_ABOUT THIS TASK_: Repeat each record exactly. Any picture gets left out.

_Data entries_:
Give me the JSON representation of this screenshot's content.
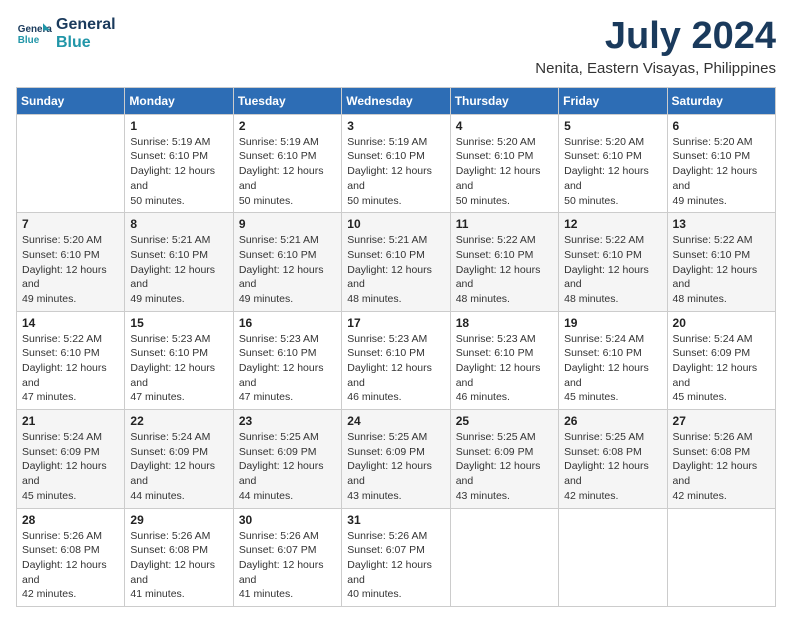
{
  "header": {
    "logo_line1": "General",
    "logo_line2": "Blue",
    "month_title": "July 2024",
    "location": "Nenita, Eastern Visayas, Philippines"
  },
  "weekdays": [
    "Sunday",
    "Monday",
    "Tuesday",
    "Wednesday",
    "Thursday",
    "Friday",
    "Saturday"
  ],
  "weeks": [
    [
      {
        "day": "",
        "sunrise": "",
        "sunset": "",
        "daylight": ""
      },
      {
        "day": "1",
        "sunrise": "Sunrise: 5:19 AM",
        "sunset": "Sunset: 6:10 PM",
        "daylight": "Daylight: 12 hours and 50 minutes."
      },
      {
        "day": "2",
        "sunrise": "Sunrise: 5:19 AM",
        "sunset": "Sunset: 6:10 PM",
        "daylight": "Daylight: 12 hours and 50 minutes."
      },
      {
        "day": "3",
        "sunrise": "Sunrise: 5:19 AM",
        "sunset": "Sunset: 6:10 PM",
        "daylight": "Daylight: 12 hours and 50 minutes."
      },
      {
        "day": "4",
        "sunrise": "Sunrise: 5:20 AM",
        "sunset": "Sunset: 6:10 PM",
        "daylight": "Daylight: 12 hours and 50 minutes."
      },
      {
        "day": "5",
        "sunrise": "Sunrise: 5:20 AM",
        "sunset": "Sunset: 6:10 PM",
        "daylight": "Daylight: 12 hours and 50 minutes."
      },
      {
        "day": "6",
        "sunrise": "Sunrise: 5:20 AM",
        "sunset": "Sunset: 6:10 PM",
        "daylight": "Daylight: 12 hours and 49 minutes."
      }
    ],
    [
      {
        "day": "7",
        "sunrise": "Sunrise: 5:20 AM",
        "sunset": "Sunset: 6:10 PM",
        "daylight": "Daylight: 12 hours and 49 minutes."
      },
      {
        "day": "8",
        "sunrise": "Sunrise: 5:21 AM",
        "sunset": "Sunset: 6:10 PM",
        "daylight": "Daylight: 12 hours and 49 minutes."
      },
      {
        "day": "9",
        "sunrise": "Sunrise: 5:21 AM",
        "sunset": "Sunset: 6:10 PM",
        "daylight": "Daylight: 12 hours and 49 minutes."
      },
      {
        "day": "10",
        "sunrise": "Sunrise: 5:21 AM",
        "sunset": "Sunset: 6:10 PM",
        "daylight": "Daylight: 12 hours and 48 minutes."
      },
      {
        "day": "11",
        "sunrise": "Sunrise: 5:22 AM",
        "sunset": "Sunset: 6:10 PM",
        "daylight": "Daylight: 12 hours and 48 minutes."
      },
      {
        "day": "12",
        "sunrise": "Sunrise: 5:22 AM",
        "sunset": "Sunset: 6:10 PM",
        "daylight": "Daylight: 12 hours and 48 minutes."
      },
      {
        "day": "13",
        "sunrise": "Sunrise: 5:22 AM",
        "sunset": "Sunset: 6:10 PM",
        "daylight": "Daylight: 12 hours and 48 minutes."
      }
    ],
    [
      {
        "day": "14",
        "sunrise": "Sunrise: 5:22 AM",
        "sunset": "Sunset: 6:10 PM",
        "daylight": "Daylight: 12 hours and 47 minutes."
      },
      {
        "day": "15",
        "sunrise": "Sunrise: 5:23 AM",
        "sunset": "Sunset: 6:10 PM",
        "daylight": "Daylight: 12 hours and 47 minutes."
      },
      {
        "day": "16",
        "sunrise": "Sunrise: 5:23 AM",
        "sunset": "Sunset: 6:10 PM",
        "daylight": "Daylight: 12 hours and 47 minutes."
      },
      {
        "day": "17",
        "sunrise": "Sunrise: 5:23 AM",
        "sunset": "Sunset: 6:10 PM",
        "daylight": "Daylight: 12 hours and 46 minutes."
      },
      {
        "day": "18",
        "sunrise": "Sunrise: 5:23 AM",
        "sunset": "Sunset: 6:10 PM",
        "daylight": "Daylight: 12 hours and 46 minutes."
      },
      {
        "day": "19",
        "sunrise": "Sunrise: 5:24 AM",
        "sunset": "Sunset: 6:10 PM",
        "daylight": "Daylight: 12 hours and 45 minutes."
      },
      {
        "day": "20",
        "sunrise": "Sunrise: 5:24 AM",
        "sunset": "Sunset: 6:09 PM",
        "daylight": "Daylight: 12 hours and 45 minutes."
      }
    ],
    [
      {
        "day": "21",
        "sunrise": "Sunrise: 5:24 AM",
        "sunset": "Sunset: 6:09 PM",
        "daylight": "Daylight: 12 hours and 45 minutes."
      },
      {
        "day": "22",
        "sunrise": "Sunrise: 5:24 AM",
        "sunset": "Sunset: 6:09 PM",
        "daylight": "Daylight: 12 hours and 44 minutes."
      },
      {
        "day": "23",
        "sunrise": "Sunrise: 5:25 AM",
        "sunset": "Sunset: 6:09 PM",
        "daylight": "Daylight: 12 hours and 44 minutes."
      },
      {
        "day": "24",
        "sunrise": "Sunrise: 5:25 AM",
        "sunset": "Sunset: 6:09 PM",
        "daylight": "Daylight: 12 hours and 43 minutes."
      },
      {
        "day": "25",
        "sunrise": "Sunrise: 5:25 AM",
        "sunset": "Sunset: 6:09 PM",
        "daylight": "Daylight: 12 hours and 43 minutes."
      },
      {
        "day": "26",
        "sunrise": "Sunrise: 5:25 AM",
        "sunset": "Sunset: 6:08 PM",
        "daylight": "Daylight: 12 hours and 42 minutes."
      },
      {
        "day": "27",
        "sunrise": "Sunrise: 5:26 AM",
        "sunset": "Sunset: 6:08 PM",
        "daylight": "Daylight: 12 hours and 42 minutes."
      }
    ],
    [
      {
        "day": "28",
        "sunrise": "Sunrise: 5:26 AM",
        "sunset": "Sunset: 6:08 PM",
        "daylight": "Daylight: 12 hours and 42 minutes."
      },
      {
        "day": "29",
        "sunrise": "Sunrise: 5:26 AM",
        "sunset": "Sunset: 6:08 PM",
        "daylight": "Daylight: 12 hours and 41 minutes."
      },
      {
        "day": "30",
        "sunrise": "Sunrise: 5:26 AM",
        "sunset": "Sunset: 6:07 PM",
        "daylight": "Daylight: 12 hours and 41 minutes."
      },
      {
        "day": "31",
        "sunrise": "Sunrise: 5:26 AM",
        "sunset": "Sunset: 6:07 PM",
        "daylight": "Daylight: 12 hours and 40 minutes."
      },
      {
        "day": "",
        "sunrise": "",
        "sunset": "",
        "daylight": ""
      },
      {
        "day": "",
        "sunrise": "",
        "sunset": "",
        "daylight": ""
      },
      {
        "day": "",
        "sunrise": "",
        "sunset": "",
        "daylight": ""
      }
    ]
  ]
}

_TASK ANSWER_:
Give me the JSON representation of this screenshot's content.
{
  "header": {
    "logo_line1": "General",
    "logo_line2": "Blue",
    "month_title": "July 2024",
    "location": "Nenita, Eastern Visayas, Philippines"
  },
  "weekdays": [
    "Sunday",
    "Monday",
    "Tuesday",
    "Wednesday",
    "Thursday",
    "Friday",
    "Saturday"
  ],
  "weeks": [
    [
      {
        "day": "",
        "sunrise": "",
        "sunset": "",
        "daylight": ""
      },
      {
        "day": "1",
        "sunrise": "Sunrise: 5:19 AM",
        "sunset": "Sunset: 6:10 PM",
        "daylight": "Daylight: 12 hours and 50 minutes."
      },
      {
        "day": "2",
        "sunrise": "Sunrise: 5:19 AM",
        "sunset": "Sunset: 6:10 PM",
        "daylight": "Daylight: 12 hours and 50 minutes."
      },
      {
        "day": "3",
        "sunrise": "Sunrise: 5:19 AM",
        "sunset": "Sunset: 6:10 PM",
        "daylight": "Daylight: 12 hours and 50 minutes."
      },
      {
        "day": "4",
        "sunrise": "Sunrise: 5:20 AM",
        "sunset": "Sunset: 6:10 PM",
        "daylight": "Daylight: 12 hours and 50 minutes."
      },
      {
        "day": "5",
        "sunrise": "Sunrise: 5:20 AM",
        "sunset": "Sunset: 6:10 PM",
        "daylight": "Daylight: 12 hours and 50 minutes."
      },
      {
        "day": "6",
        "sunrise": "Sunrise: 5:20 AM",
        "sunset": "Sunset: 6:10 PM",
        "daylight": "Daylight: 12 hours and 49 minutes."
      }
    ],
    [
      {
        "day": "7",
        "sunrise": "Sunrise: 5:20 AM",
        "sunset": "Sunset: 6:10 PM",
        "daylight": "Daylight: 12 hours and 49 minutes."
      },
      {
        "day": "8",
        "sunrise": "Sunrise: 5:21 AM",
        "sunset": "Sunset: 6:10 PM",
        "daylight": "Daylight: 12 hours and 49 minutes."
      },
      {
        "day": "9",
        "sunrise": "Sunrise: 5:21 AM",
        "sunset": "Sunset: 6:10 PM",
        "daylight": "Daylight: 12 hours and 49 minutes."
      },
      {
        "day": "10",
        "sunrise": "Sunrise: 5:21 AM",
        "sunset": "Sunset: 6:10 PM",
        "daylight": "Daylight: 12 hours and 48 minutes."
      },
      {
        "day": "11",
        "sunrise": "Sunrise: 5:22 AM",
        "sunset": "Sunset: 6:10 PM",
        "daylight": "Daylight: 12 hours and 48 minutes."
      },
      {
        "day": "12",
        "sunrise": "Sunrise: 5:22 AM",
        "sunset": "Sunset: 6:10 PM",
        "daylight": "Daylight: 12 hours and 48 minutes."
      },
      {
        "day": "13",
        "sunrise": "Sunrise: 5:22 AM",
        "sunset": "Sunset: 6:10 PM",
        "daylight": "Daylight: 12 hours and 48 minutes."
      }
    ],
    [
      {
        "day": "14",
        "sunrise": "Sunrise: 5:22 AM",
        "sunset": "Sunset: 6:10 PM",
        "daylight": "Daylight: 12 hours and 47 minutes."
      },
      {
        "day": "15",
        "sunrise": "Sunrise: 5:23 AM",
        "sunset": "Sunset: 6:10 PM",
        "daylight": "Daylight: 12 hours and 47 minutes."
      },
      {
        "day": "16",
        "sunrise": "Sunrise: 5:23 AM",
        "sunset": "Sunset: 6:10 PM",
        "daylight": "Daylight: 12 hours and 47 minutes."
      },
      {
        "day": "17",
        "sunrise": "Sunrise: 5:23 AM",
        "sunset": "Sunset: 6:10 PM",
        "daylight": "Daylight: 12 hours and 46 minutes."
      },
      {
        "day": "18",
        "sunrise": "Sunrise: 5:23 AM",
        "sunset": "Sunset: 6:10 PM",
        "daylight": "Daylight: 12 hours and 46 minutes."
      },
      {
        "day": "19",
        "sunrise": "Sunrise: 5:24 AM",
        "sunset": "Sunset: 6:10 PM",
        "daylight": "Daylight: 12 hours and 45 minutes."
      },
      {
        "day": "20",
        "sunrise": "Sunrise: 5:24 AM",
        "sunset": "Sunset: 6:09 PM",
        "daylight": "Daylight: 12 hours and 45 minutes."
      }
    ],
    [
      {
        "day": "21",
        "sunrise": "Sunrise: 5:24 AM",
        "sunset": "Sunset: 6:09 PM",
        "daylight": "Daylight: 12 hours and 45 minutes."
      },
      {
        "day": "22",
        "sunrise": "Sunrise: 5:24 AM",
        "sunset": "Sunset: 6:09 PM",
        "daylight": "Daylight: 12 hours and 44 minutes."
      },
      {
        "day": "23",
        "sunrise": "Sunrise: 5:25 AM",
        "sunset": "Sunset: 6:09 PM",
        "daylight": "Daylight: 12 hours and 44 minutes."
      },
      {
        "day": "24",
        "sunrise": "Sunrise: 5:25 AM",
        "sunset": "Sunset: 6:09 PM",
        "daylight": "Daylight: 12 hours and 43 minutes."
      },
      {
        "day": "25",
        "sunrise": "Sunrise: 5:25 AM",
        "sunset": "Sunset: 6:09 PM",
        "daylight": "Daylight: 12 hours and 43 minutes."
      },
      {
        "day": "26",
        "sunrise": "Sunrise: 5:25 AM",
        "sunset": "Sunset: 6:08 PM",
        "daylight": "Daylight: 12 hours and 42 minutes."
      },
      {
        "day": "27",
        "sunrise": "Sunrise: 5:26 AM",
        "sunset": "Sunset: 6:08 PM",
        "daylight": "Daylight: 12 hours and 42 minutes."
      }
    ],
    [
      {
        "day": "28",
        "sunrise": "Sunrise: 5:26 AM",
        "sunset": "Sunset: 6:08 PM",
        "daylight": "Daylight: 12 hours and 42 minutes."
      },
      {
        "day": "29",
        "sunrise": "Sunrise: 5:26 AM",
        "sunset": "Sunset: 6:08 PM",
        "daylight": "Daylight: 12 hours and 41 minutes."
      },
      {
        "day": "30",
        "sunrise": "Sunrise: 5:26 AM",
        "sunset": "Sunset: 6:07 PM",
        "daylight": "Daylight: 12 hours and 41 minutes."
      },
      {
        "day": "31",
        "sunrise": "Sunrise: 5:26 AM",
        "sunset": "Sunset: 6:07 PM",
        "daylight": "Daylight: 12 hours and 40 minutes."
      },
      {
        "day": "",
        "sunrise": "",
        "sunset": "",
        "daylight": ""
      },
      {
        "day": "",
        "sunrise": "",
        "sunset": "",
        "daylight": ""
      },
      {
        "day": "",
        "sunrise": "",
        "sunset": "",
        "daylight": ""
      }
    ]
  ]
}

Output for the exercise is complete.